This condition is far more common in cats than dogs (though it is still common in dogs) and is due to fighting between cats and the resulting bites, or scratches.


  • Pain in the affected area. If it is on a limb your pet may appear lame.

  • Swelling and tenderness when touched.

  • Your pet may appear off colour, not eating, hiding or moping around.

  • If the wound is open it may discharge pus.


  • Clip the fur from the area so that you can see all the bites or puncture marks.

  • Remove all scabs.

  • If the wound is open clean it up with warm salty water or an antiseptic.
  • As long as your cat is well and eating, and all the pus drains then home management is possible. Continue to pick the wounds open twice a day and to clean up the wounds over the next 3 - 4 days.

  • Seek veterinary aid if your pet is unwell or distressed, if you are unable to drain the abscess or if the area involved is large.
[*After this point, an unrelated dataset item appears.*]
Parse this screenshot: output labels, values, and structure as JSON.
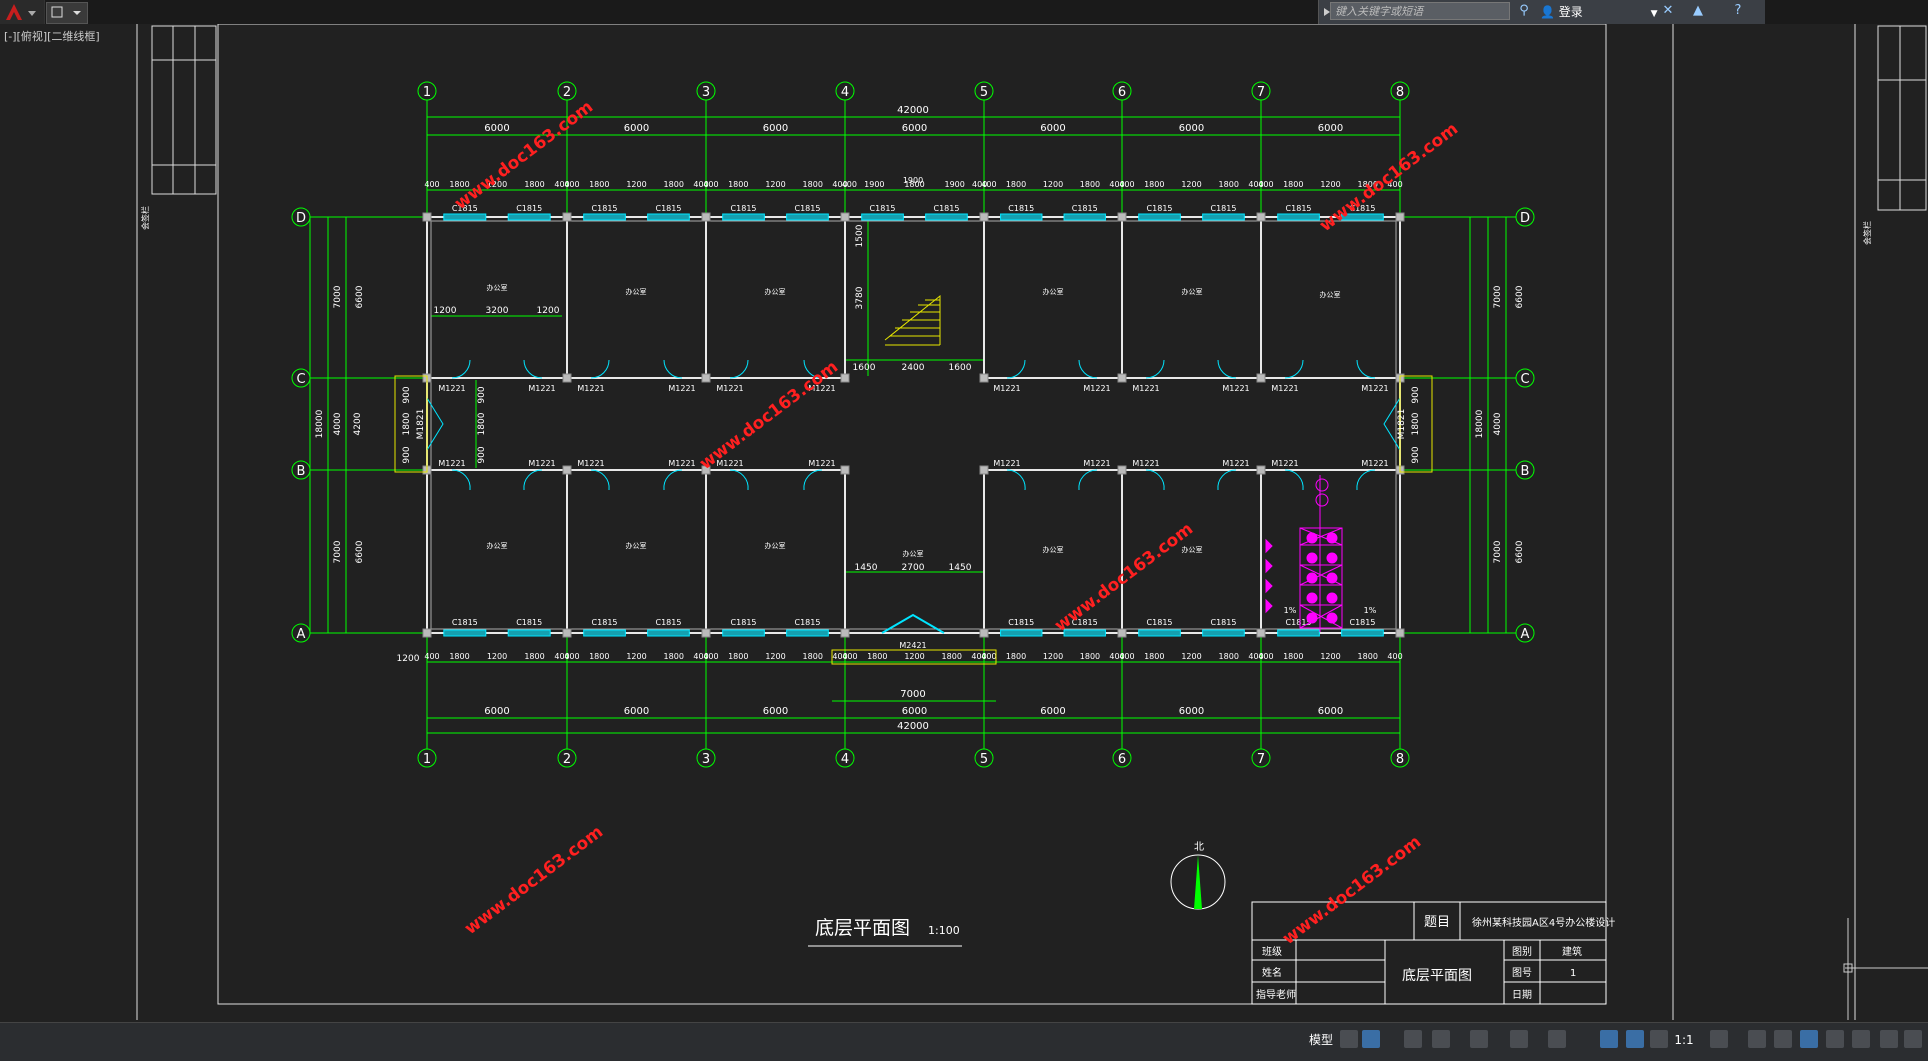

Both cats and dogs tend to end up with fishhooks in them if fishing tackle is left within reach. Mostly the hooks end up in the nose, lips or mouth as your pet investigates the rich smells. Both cats and dogs resent the pain associated with the hook's removal and you may choose to leave removal to your veterinarian.


  • Do not attempt to remove the hook if it is near the eye or inside the mouth.

  • Restrain and muzzle a dog or restrain a cat. A second person is needed for the type of procedure.

  • Use a pair of pliers and push the barbs through the skin.

  • Cut the hook removing all the barbs with wire cutters.

  • Pull the hook back the way it came.

  • Clean the wound. Keep an eye on it and take your pet to your veterinarian if the wound appears to become infected.

Sometimes your pet will swallow a hook. A hook without line is normally passed, though it is a good idea to give a high fibre diet and keep a close eye on your pet until you are sure it has been passed in the faeces. You should see your veterinarian if you are concerned or your pet shows any sign of illness.

However if your pet has swallowed a hook and line this is extremely serious. If the line is in your pet's mouth do not attempt to remove it. Do not allow your pet to swallow what you have of the line (tie it to your pet's collar if necessary) and seek immediate veterinary attention.


Send mail to Administrator with comments or questions about this site                Fiona Anderson 2001